App and web page records
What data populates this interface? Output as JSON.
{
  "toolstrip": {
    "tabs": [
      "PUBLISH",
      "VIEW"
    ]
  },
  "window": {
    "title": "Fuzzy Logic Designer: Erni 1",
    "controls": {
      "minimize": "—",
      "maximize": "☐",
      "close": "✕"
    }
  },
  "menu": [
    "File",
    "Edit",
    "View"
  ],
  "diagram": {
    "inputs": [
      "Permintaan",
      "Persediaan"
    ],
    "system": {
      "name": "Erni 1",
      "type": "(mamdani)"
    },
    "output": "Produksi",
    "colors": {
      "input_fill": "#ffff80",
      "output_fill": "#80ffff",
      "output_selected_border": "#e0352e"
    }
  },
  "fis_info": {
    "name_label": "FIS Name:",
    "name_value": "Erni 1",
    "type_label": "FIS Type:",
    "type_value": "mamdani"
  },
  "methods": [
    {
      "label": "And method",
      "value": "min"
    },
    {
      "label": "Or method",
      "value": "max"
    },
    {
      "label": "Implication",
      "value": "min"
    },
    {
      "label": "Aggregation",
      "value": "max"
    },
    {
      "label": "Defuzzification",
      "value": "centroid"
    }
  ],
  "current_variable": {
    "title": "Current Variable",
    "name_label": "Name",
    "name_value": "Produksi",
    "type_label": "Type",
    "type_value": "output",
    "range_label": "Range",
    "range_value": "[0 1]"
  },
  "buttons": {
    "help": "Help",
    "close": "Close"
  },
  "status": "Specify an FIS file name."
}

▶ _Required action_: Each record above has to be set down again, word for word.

▶ _Solution below_:
What data populates this interface? Output as JSON.
{
  "toolstrip": {
    "tabs": [
      "PUBLISH",
      "VIEW"
    ]
  },
  "window": {
    "title": "Fuzzy Logic Designer: Erni 1",
    "controls": {
      "minimize": "—",
      "maximize": "☐",
      "close": "✕"
    }
  },
  "menu": [
    "File",
    "Edit",
    "View"
  ],
  "diagram": {
    "inputs": [
      "Permintaan",
      "Persediaan"
    ],
    "system": {
      "name": "Erni 1",
      "type": "(mamdani)"
    },
    "output": "Produksi",
    "colors": {
      "input_fill": "#ffff80",
      "output_fill": "#80ffff",
      "output_selected_border": "#e0352e"
    }
  },
  "fis_info": {
    "name_label": "FIS Name:",
    "name_value": "Erni 1",
    "type_label": "FIS Type:",
    "type_value": "mamdani"
  },
  "methods": [
    {
      "label": "And method",
      "value": "min"
    },
    {
      "label": "Or method",
      "value": "max"
    },
    {
      "label": "Implication",
      "value": "min"
    },
    {
      "label": "Aggregation",
      "value": "max"
    },
    {
      "label": "Defuzzification",
      "value": "centroid"
    }
  ],
  "current_variable": {
    "title": "Current Variable",
    "name_label": "Name",
    "name_value": "Produksi",
    "type_label": "Type",
    "type_value": "output",
    "range_label": "Range",
    "range_value": "[0 1]"
  },
  "buttons": {
    "help": "Help",
    "close": "Close"
  },
  "status": "Specify an FIS file name."
}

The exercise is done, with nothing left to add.